With a task force working on a bid to bring Amazon’s second headquarters to the capital, Ottawa’s top planning guru said Tuesday it’s time for the city to step up its game when it comes to going after new business opportunities.
"I think we have to be a bit more ambitious,” Steve Willis said after a panel discussion on the future of urban planning in the National Capital Region. “We have to believe we can actually do this.”
Mr. Willis, who took over as the city’s manager of planning, infrastructure and economic development earlier this year, told the audience that Ottawa is competing against cities from all over the world in the race for talent and can’t afford to get left behind.
“We have to not take for granted that we’ll retain the people we’re educating at our universities,” he told the crowd of businesspeople gathered at law firm Borden Ladner Gervais for the event, which was sponsored by the Toronto chapter of the Urban Land Institute.
“I’m thinking as a dad, will my kids stay here or will they go? We have to stay very focused on that basic goal of giving people a reason to stay and giving them all of the benefits of staying.”
Fellow panelist John Manconi said his son, a millennial who lives in Toronto, told him recently he didn’t want to come back to his hometown because it doesn’t offer the opportunities and lifestyle many young people want.
“It’s about how liveable our downtown core is for someone at his age,” said Mr. Manconi, who heads OC Transpo. “Can we become that? One day.”
Ottawa Mayor Jim Watson is slated to tour Amazon headquarters in Seattle on Thursday as part of the city’s fact-finding efforts for its HQ2 bid. Amazon has said it plans to spend $5 billion US to develop the new site, which will eventually house up to 50,000 workers.
Mr. Willis said he believes the city checks off almost all the boxes the tech giant is looking for, including a well-educated workforce and world-class research facilities.
“I think it’s fair to say if Amazon (comes to Canada) … we’ve got a hell of a good chance of it coming to Ottawa,” he said. “We think our main competition is Toronto and, with all due respect to ... those who live in Toronto, we actually think we’ve got a much better infrastructure here already. I think we have a lot going for us here."
Mr. Willis said even if Ottawa fails to land Amazon’s HQ2, the city will have gained valuable experience for the next time a similar opportunity comes around.
“One of the things that we need to keep in mind is Ottawa does bids like this all the time,” Mr. Willis said. “For us, there’s nothing to be lost bidding because we already know how to do it. If we don’t get the main (headquarters), there’s certainly other things Amazon’s doing that we’re very interested in getting, too. Learning to bid (on projects) like this is terribly important for us. I think it’s absolutely worthwhile to go for this, and I think we’ve got a really great offer.”

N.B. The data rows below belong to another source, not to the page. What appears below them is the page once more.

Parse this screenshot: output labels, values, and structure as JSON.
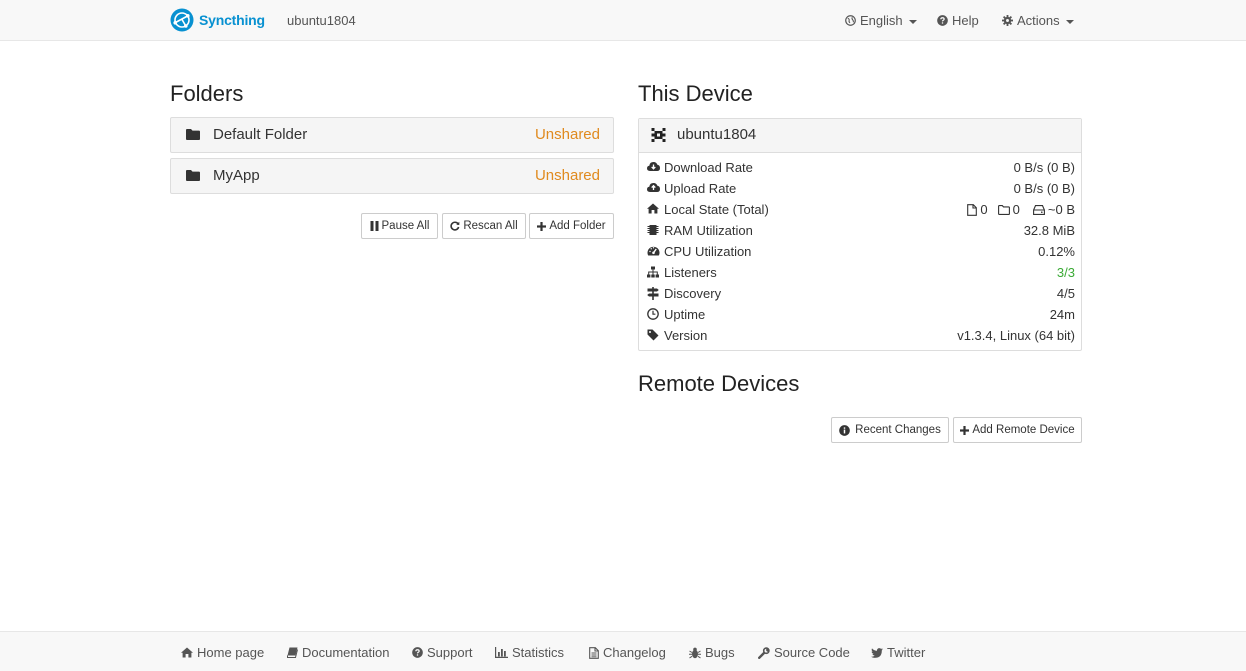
{
  "navbar": {
    "brand": "Syncthing",
    "device_name": "ubuntu1804",
    "language_label": "English",
    "help_label": "Help",
    "actions_label": "Actions"
  },
  "folders": {
    "heading": "Folders",
    "items": [
      {
        "name": "Default Folder",
        "status": "Unshared"
      },
      {
        "name": "MyApp",
        "status": "Unshared"
      }
    ],
    "buttons": {
      "pause_all": "Pause All",
      "rescan_all": "Rescan All",
      "add_folder": "Add Folder"
    }
  },
  "this_device": {
    "heading": "This Device",
    "name": "ubuntu1804",
    "stats": {
      "download_rate": {
        "label": "Download Rate",
        "value": "0 B/s (0 B)"
      },
      "upload_rate": {
        "label": "Upload Rate",
        "value": "0 B/s (0 B)"
      },
      "local_state": {
        "label": "Local State (Total)",
        "files": "0",
        "dirs": "0",
        "size": "~0 B"
      },
      "ram": {
        "label": "RAM Utilization",
        "value": "32.8 MiB"
      },
      "cpu": {
        "label": "CPU Utilization",
        "value": "0.12%"
      },
      "listeners": {
        "label": "Listeners",
        "value": "3/3"
      },
      "discovery": {
        "label": "Discovery",
        "value": "4/5"
      },
      "uptime": {
        "label": "Uptime",
        "value": "24m"
      },
      "version": {
        "label": "Version",
        "value": "v1.3.4, Linux (64 bit)"
      }
    }
  },
  "remote_devices": {
    "heading": "Remote Devices",
    "buttons": {
      "recent_changes": "Recent Changes",
      "add_remote_device": "Add Remote Device"
    }
  },
  "footer": {
    "home_page": "Home page",
    "documentation": "Documentation",
    "support": "Support",
    "statistics": "Statistics",
    "changelog": "Changelog",
    "bugs": "Bugs",
    "source_code": "Source Code",
    "twitter": "Twitter"
  },
  "colors": {
    "brand": "#0891d1",
    "unshared": "#e08a1e",
    "listeners_ok": "#3aaa35"
  }
}
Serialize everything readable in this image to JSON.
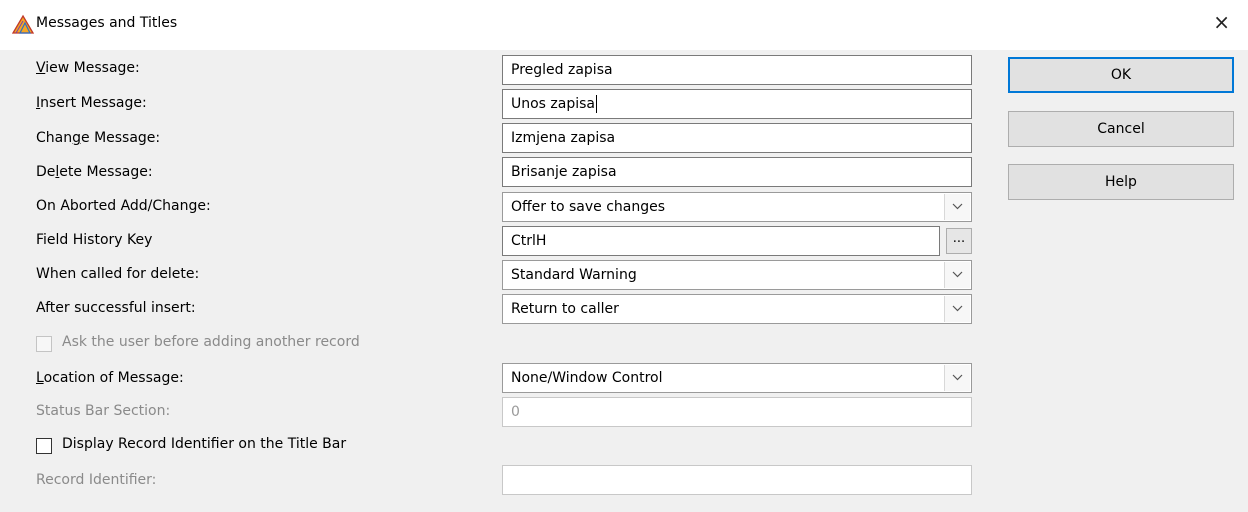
{
  "window": {
    "title": "Messages and Titles",
    "close_glyph": "×"
  },
  "fields": {
    "view_message": {
      "label": "View Message:",
      "value": "Pregled zapisa"
    },
    "insert_message": {
      "label": "Insert Message:",
      "value": "Unos zapisa"
    },
    "change_message": {
      "label": "Change Message:",
      "value": "Izmjena zapisa"
    },
    "delete_message": {
      "label": "Delete Message:",
      "value": "Brisanje zapisa"
    },
    "on_aborted": {
      "label": "On Aborted Add/Change:",
      "value": "Offer to save changes"
    },
    "field_history_key": {
      "label": "Field History Key",
      "value": "CtrlH",
      "button": "..."
    },
    "when_called_for_delete": {
      "label": "When called for delete:",
      "value": "Standard Warning"
    },
    "after_successful_insert": {
      "label": "After successful insert:",
      "value": "Return to caller"
    },
    "ask_user": {
      "label": "Ask the user before adding another record",
      "checked": false,
      "enabled": false
    },
    "location_of_message": {
      "label": "Location of Message:",
      "value": "None/Window Control"
    },
    "status_bar_section": {
      "label": "Status Bar Section:",
      "value": "0",
      "enabled": false
    },
    "display_record_identifier": {
      "label": "Display Record Identifier on the Title Bar",
      "checked": false
    },
    "record_identifier": {
      "label": "Record Identifier:",
      "value": "",
      "enabled": false
    }
  },
  "buttons": {
    "ok": "OK",
    "cancel": "Cancel",
    "help": "Help"
  },
  "icons": {
    "app": "app-triangle-icon",
    "close": "close-icon",
    "dropdown": "chevron-down-icon"
  },
  "colors": {
    "dialog_bg": "#f0f0f0",
    "titlebar_bg": "#ffffff",
    "default_button_border": "#0078d7",
    "disabled_text": "#8a8a8a"
  }
}
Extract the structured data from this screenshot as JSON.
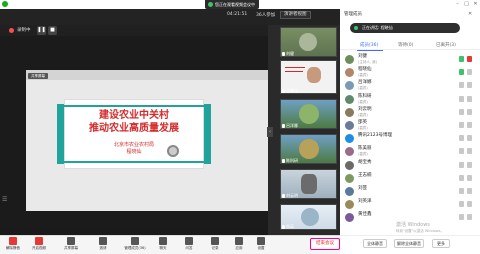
{
  "system": {
    "notice_text": "您正在观看视频会议中"
  },
  "status_bar": {
    "timer": "04:21:51",
    "members": "36人参加",
    "view_button": "演讲者视图"
  },
  "recording": {
    "label": "录制中"
  },
  "slide": {
    "tag": "共享屏幕",
    "title_line1": "建设农业中关村",
    "title_line2": "推动农业高质量发展",
    "org": "北京市农业农村局",
    "speaker": "程晓仙"
  },
  "thumbnails": [
    {
      "label": "刘健"
    },
    {
      "label": "程晓仙"
    },
    {
      "label": "吕洋娜"
    },
    {
      "label": "陈科研"
    },
    {
      "label": "刘云明"
    },
    {
      "label": "邵英"
    }
  ],
  "panel": {
    "title": "管理成员",
    "speaking_text": "正在讲话: 程晓仙",
    "tabs": [
      "成员(36)",
      "等待(0)",
      "已离开(3)"
    ],
    "members": [
      {
        "name": "刘健",
        "role": "(主持人, 我)",
        "color": "#6b8e5a"
      },
      {
        "name": "程晓仙",
        "role": "(嘉宾)",
        "color": "#b4846c"
      },
      {
        "name": "吕洋娜",
        "role": "(嘉宾)",
        "color": "#7a9ab5"
      },
      {
        "name": "陈科研",
        "role": "(嘉宾)",
        "color": "#5e8a6a"
      },
      {
        "name": "刘云明",
        "role": "(嘉宾)",
        "color": "#8a7a5e"
      },
      {
        "name": "邵英",
        "role": "(嘉宾)",
        "color": "#6a7c9a"
      },
      {
        "name": "腾讯2123号博理",
        "role": "",
        "color": "#1f8ee0"
      },
      {
        "name": "陈美丽",
        "role": "(嘉宾)",
        "color": "#9a6a8a"
      },
      {
        "name": "胡宝秀",
        "role": "",
        "color": "#6a6a6a"
      },
      {
        "name": "王志楠",
        "role": "",
        "color": "#7d9a5e"
      },
      {
        "name": "刘芸",
        "role": "",
        "color": "#5a7a9a"
      },
      {
        "name": "刘英泽",
        "role": "",
        "color": "#9a8a5a"
      },
      {
        "name": "黄佳鑫",
        "role": "",
        "color": "#7a5a9a"
      }
    ],
    "activate_title": "激活 Windows",
    "activate_sub": "转到\"设置\"以激活 Windows。",
    "foot_buttons": [
      "全体静音",
      "解除全体静音",
      "更多"
    ]
  },
  "toolbar": {
    "items": [
      "解除静音",
      "开启视频",
      "共享屏幕",
      "邀请",
      "管理成员(36)",
      "聊天",
      "问答",
      "记录",
      "应用",
      "设置"
    ],
    "leave": "结束会议"
  }
}
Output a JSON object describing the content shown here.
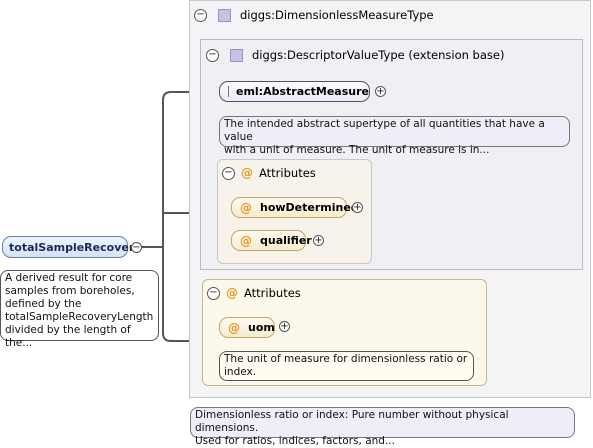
{
  "root": {
    "name": "totalSampleRecovery",
    "doc": [
      "A derived result for core",
      "samples from boreholes,",
      "defined by the",
      "totalSampleRecoveryLength",
      "divided by the length of the..."
    ]
  },
  "type_panel": {
    "title": "diggs:DimensionlessMeasureType",
    "doc": [
      "Dimensionless ratio or index: Pure number without physical dimensions.",
      "Used for ratios, indices, factors, and..."
    ]
  },
  "base_panel": {
    "title": "diggs:DescriptorValueType (extension base)",
    "abstract_element": {
      "name": "eml:AbstractMeasure",
      "doc": [
        "The intended abstract supertype of all quantities that have a value",
        "with a unit of measure. The unit of measure is in..."
      ]
    },
    "attributes": {
      "title": "Attributes",
      "items": [
        "howDetermined",
        "qualifier"
      ]
    }
  },
  "own_attributes": {
    "title": "Attributes",
    "uom": {
      "name": "uom",
      "doc": [
        "The unit of measure for dimensionless ratio or",
        "index."
      ]
    }
  },
  "colors": {
    "element_border": "#6c7fa8",
    "attribute_at": "#e39a28",
    "type_icon": "#c8c0e6"
  }
}
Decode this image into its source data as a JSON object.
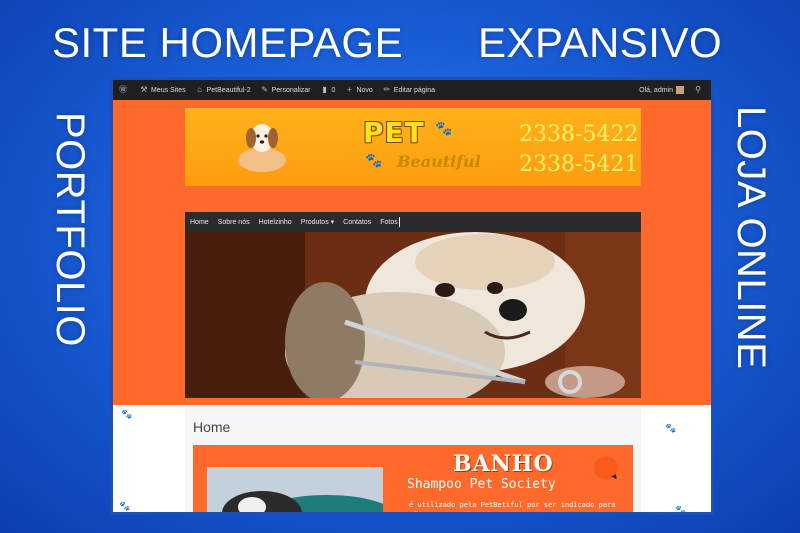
{
  "overlay": {
    "top_left": "SITE HOMEPAGE",
    "top_right": "EXPANSIVO",
    "left_vertical": "PORTFOLIO",
    "right_vertical": "LOJA ONLINE"
  },
  "admin_bar": {
    "items": [
      "Meus Sites",
      "PetBeautiful-2",
      "Personalizar",
      "0",
      "Novo",
      "Editar página"
    ],
    "greeting": "Olá, admin"
  },
  "header": {
    "brand_pet": "PET",
    "brand_name": "Beautiful",
    "phone_1": "2338-5422",
    "phone_2": "2338-5421"
  },
  "nav": {
    "items": [
      "Home",
      "Sobre nós",
      "Hotelzinho",
      "Produtos ▾",
      "Contatos",
      "Fotos"
    ]
  },
  "content": {
    "page_title": "Home",
    "promo_title": "BANHO",
    "promo_subtitle": "Shampoo Pet Society",
    "promo_text": "é utilizado pela PetBetiful por ser indicado para cães e gatos de todas as"
  },
  "colors": {
    "background_blue": "#1a5fd8",
    "site_orange": "#ff6a2c",
    "header_gold": "#ffb21a",
    "nav_dark": "#2b2b2b"
  }
}
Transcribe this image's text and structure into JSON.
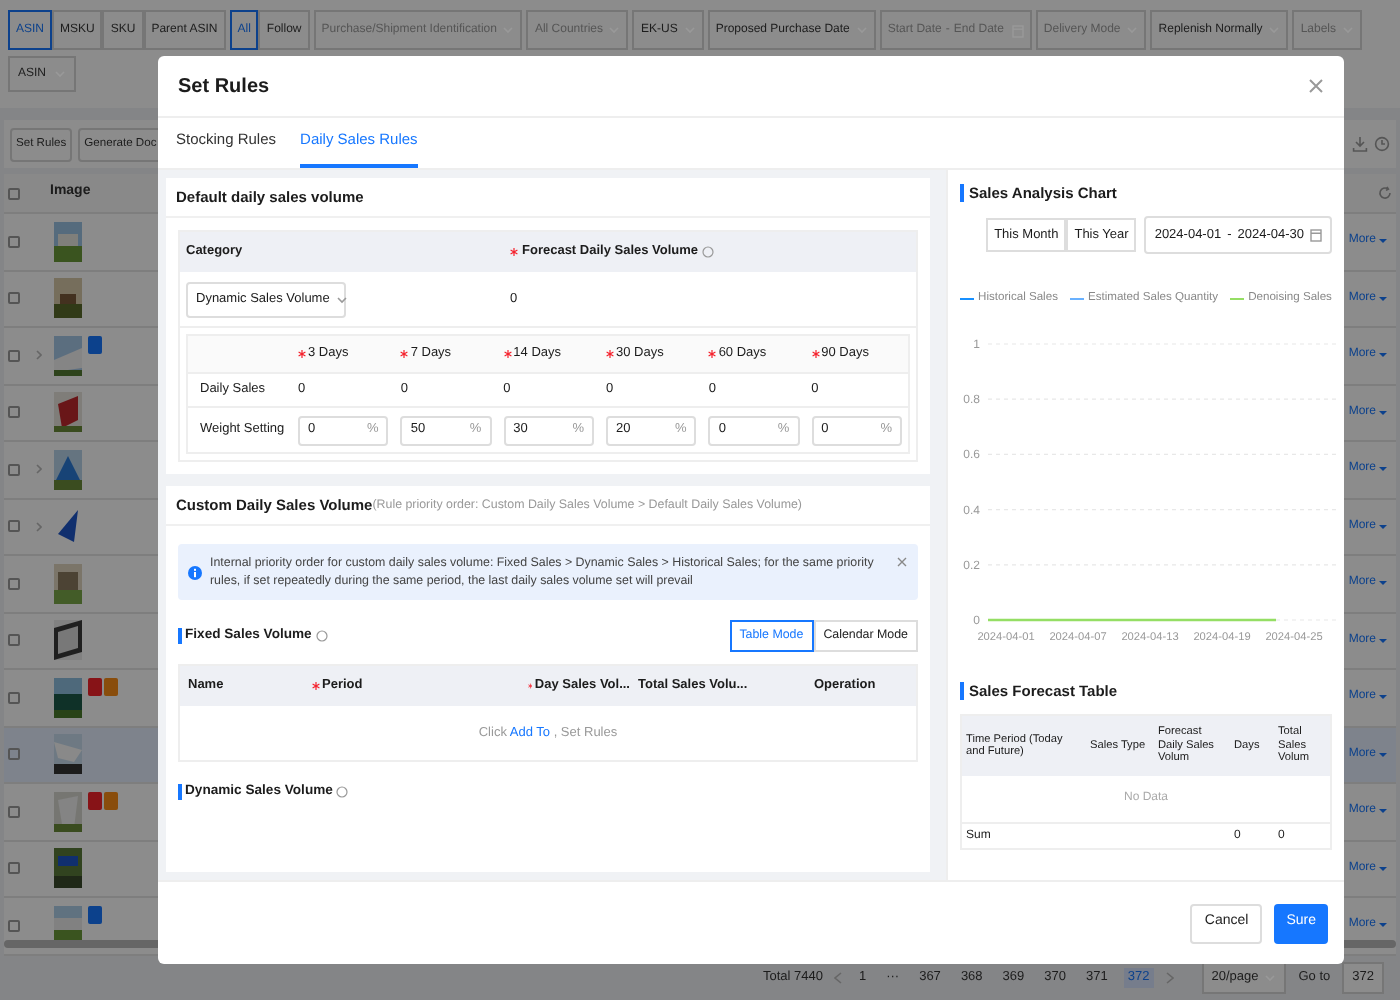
{
  "filters": {
    "id_types": [
      {
        "label": "ASIN",
        "selected": true
      },
      {
        "label": "MSKU",
        "selected": false
      },
      {
        "label": "SKU",
        "selected": false
      },
      {
        "label": "Parent ASIN",
        "selected": false
      }
    ],
    "follow_types": [
      {
        "label": "All",
        "selected": true
      },
      {
        "label": "Follow",
        "selected": false
      }
    ],
    "dropdowns": [
      {
        "kind": "placeholder",
        "text": "Purchase/Shipment Identification"
      },
      {
        "kind": "placeholder",
        "text": "All Countries"
      },
      {
        "kind": "value",
        "text": "EK-US"
      },
      {
        "kind": "value",
        "text": "Proposed Purchase Date"
      },
      {
        "kind": "daterange",
        "start": "Start Date",
        "separator": "-",
        "end": "End Date"
      },
      {
        "kind": "placeholder",
        "text": "Delivery Mode"
      },
      {
        "kind": "value",
        "text": "Replenish Normally"
      },
      {
        "kind": "placeholder",
        "text": "Labels"
      }
    ],
    "search_type": "ASIN"
  },
  "toolbar": {
    "buttons": [
      "Set Rules",
      "Generate Doc"
    ]
  },
  "table": {
    "select_all_checked": false,
    "columns": [
      "Image"
    ],
    "rows": [
      {
        "selected": false,
        "expandable": false,
        "badges": [],
        "more": "More"
      },
      {
        "selected": false,
        "expandable": false,
        "badges": [],
        "more": "More"
      },
      {
        "selected": false,
        "expandable": true,
        "badges": [
          {
            "color": "#0c418c"
          }
        ],
        "more": "More"
      },
      {
        "selected": false,
        "expandable": false,
        "badges": [],
        "more": "More"
      },
      {
        "selected": false,
        "expandable": true,
        "badges": [],
        "more": "More"
      },
      {
        "selected": false,
        "expandable": true,
        "badges": [],
        "more": "More"
      },
      {
        "selected": false,
        "expandable": false,
        "badges": [],
        "more": "More"
      },
      {
        "selected": false,
        "expandable": false,
        "badges": [],
        "more": "More"
      },
      {
        "selected": false,
        "expandable": false,
        "badges": [
          {
            "color": "#871317"
          },
          {
            "color": "#894d0c"
          }
        ],
        "more": "More"
      },
      {
        "selected": true,
        "expandable": false,
        "badges": [],
        "more": "More"
      },
      {
        "selected": false,
        "expandable": false,
        "badges": [
          {
            "color": "#871317"
          },
          {
            "color": "#894d0c"
          }
        ],
        "more": "More"
      },
      {
        "selected": false,
        "expandable": false,
        "badges": [],
        "more": "More"
      },
      {
        "selected": false,
        "expandable": false,
        "badges": [
          {
            "color": "#0c418c"
          }
        ],
        "more": "More"
      }
    ]
  },
  "pagination": {
    "total": "Total 7440",
    "pages": [
      {
        "label": "1",
        "selected": false
      },
      {
        "label": "···",
        "selected": false
      },
      {
        "label": "367",
        "selected": false
      },
      {
        "label": "368",
        "selected": false
      },
      {
        "label": "369",
        "selected": false
      },
      {
        "label": "370",
        "selected": false
      },
      {
        "label": "371",
        "selected": false
      },
      {
        "label": "372",
        "selected": true
      }
    ],
    "page_size": "20/page",
    "goto_label": "Go to",
    "goto_value": "372"
  },
  "modal": {
    "title": "Set Rules",
    "tabs": [
      {
        "label": "Stocking Rules",
        "selected": false
      },
      {
        "label": "Daily Sales Rules",
        "selected": true
      }
    ],
    "default_section": {
      "title": "Default daily sales volume",
      "category_label": "Category",
      "forecast_label": "Forecast Daily Sales Volume",
      "category_value": "Dynamic Sales Volume",
      "forecast_value": "0",
      "row_labels": [
        "Daily Sales",
        "Weight Setting"
      ],
      "periods": [
        {
          "label": "3 Days",
          "daily_sales": "0",
          "weight": "0",
          "unit": "%"
        },
        {
          "label": "7 Days",
          "daily_sales": "0",
          "weight": "50",
          "unit": "%"
        },
        {
          "label": "14 Days",
          "daily_sales": "0",
          "weight": "30",
          "unit": "%"
        },
        {
          "label": "30 Days",
          "daily_sales": "0",
          "weight": "20",
          "unit": "%"
        },
        {
          "label": "60 Days",
          "daily_sales": "0",
          "weight": "0",
          "unit": "%"
        },
        {
          "label": "90 Days",
          "daily_sales": "0",
          "weight": "0",
          "unit": "%"
        }
      ]
    },
    "custom_section": {
      "title": "Custom Daily Sales Volume",
      "note": "(Rule priority order: Custom Daily Sales Volume > Default Daily Sales Volume)",
      "alert": "Internal priority order for custom daily sales volume: Fixed Sales > Dynamic Sales > Historical Sales; for the same priority rules, if set repeatedly during the same period, the last daily sales volume set will prevail",
      "fixed": {
        "title": "Fixed Sales Volume",
        "modes": [
          {
            "label": "Table Mode",
            "selected": true
          },
          {
            "label": "Calendar Mode",
            "selected": false
          }
        ],
        "columns": [
          {
            "label": "Name",
            "required": false
          },
          {
            "label": "Period",
            "required": true
          },
          {
            "label": "Day Sales Vol...",
            "required": true
          },
          {
            "label": "Total Sales Volu...",
            "required": false
          },
          {
            "label": "Operation",
            "required": false
          }
        ],
        "empty": {
          "before": "Click",
          "link": "Add To",
          "after": ", Set Rules"
        }
      },
      "dynamic_title": "Dynamic Sales Volume"
    },
    "chart": {
      "title": "Sales Analysis Chart",
      "range_buttons": [
        {
          "label": "This Month",
          "selected": false
        },
        {
          "label": "This Year",
          "selected": false
        }
      ],
      "date_start": "2024-04-01",
      "date_separator": "-",
      "date_end": "2024-04-30",
      "chart_data": {
        "type": "line",
        "categories": [
          "2024-04-01",
          "2024-04-07",
          "2024-04-13",
          "2024-04-19",
          "2024-04-25"
        ],
        "series": [
          {
            "name": "Historical Sales",
            "color": "#1890ff",
            "values": [
              null,
              null,
              null,
              null,
              null
            ]
          },
          {
            "name": "Estimated Sales Quantity",
            "color": "#69b1ff",
            "values": [
              null,
              null,
              null,
              null,
              null
            ]
          },
          {
            "name": "Denoising Sales",
            "color": "#95de64",
            "values": [
              0,
              0,
              0,
              0,
              0
            ]
          }
        ],
        "ylim": [
          0,
          1
        ],
        "yticks": [
          0,
          0.2,
          0.4,
          0.6,
          0.8,
          1
        ],
        "grid": true
      }
    },
    "forecast_table": {
      "title": "Sales Forecast Table",
      "columns": [
        "Time Period (Today and Future)",
        "Sales Type",
        "Forecast Daily Sales Volum",
        "Days",
        "Total Sales Volum"
      ],
      "empty": "No Data",
      "sum": {
        "label": "Sum",
        "days": "0",
        "total": "0"
      }
    },
    "buttons": [
      {
        "label": "Cancel",
        "kind": "secondary"
      },
      {
        "label": "Sure",
        "kind": "primary"
      }
    ]
  }
}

Still, Mr. Manconi said the city needs to find ways to revitalize underused assets such as Sparks Street in an effort to put the region on the map with the Amazons of the world and the people who work for them.
"I think we have to be a bit more ambitious... we have to believe we can actually do this."
He said Ottawa is still often perceived as a second-tier city, describing a dinner he had in the ByWard Market on Monday night with guests from Germany and Toronto.
“Their line was, ‘It’s pretty good – for Ottawa,’” he said to laughter.
Mr. Willis, who oversaw the bidding competition to redevelop LeBreton Flats in his previous job at the NCC, said he’s working on cutting red tape at City Hall to make it easier for developers and other entrepreneurs to pursue the kind of projects that fuel economic growth and add new vitality to areas such as the ByWard Market.
“‘Just get it done’ is a good mantra. We have to be creative in our strategies, we have to be responsive to feedback.”
In an interview with OBJ after the discussion, Mr. Willis said builders and private citizens alike have told him there are too many layers of bureaucracy involved in approving development applications and other planning decisions at City Hall.
“We need to just review our own processes and make sure that files aren’t getting handed off to too many different people along the way. This is not sexy, but it is hard work that we need to do in order to make the process more effective.”
City caught off-guard
Mr. Willis told the audience Tuesday he thinks city planners were caught off-guard by the influx of tech firms such as Shopify that have chosen to set up shop in the downtown core, and the city’s infrastructure has yet to catch up.
He said the Confederation light-rail line will help spur new housing and economic development near transit hubs downtown and in places such as Bayview Station, where Trinity Development Group is spearheading a massive project to build three mixed-use highrises of at least 50 stories.
But Mr. Willis added his department can’t ignore the need for more economic diversity in suburban neighbourhoods such as Orleans and Barrhaven.
“The challenge for us is … helping some of those areas that don’t have this advantage” of being near LRT stations, he told the crowd. “We would like to get jobs located in outlying areas.”
That will require sitting down with the private sector to figure out exactly what services employers need to make those parts of town more attractive to business, he explained after the presentation.
“They want to find the type of office space that meets their needs, they want to have the amenities that their employees are going to need,” he said. “It’s about finding that marriage of all those different elements to make it actually work."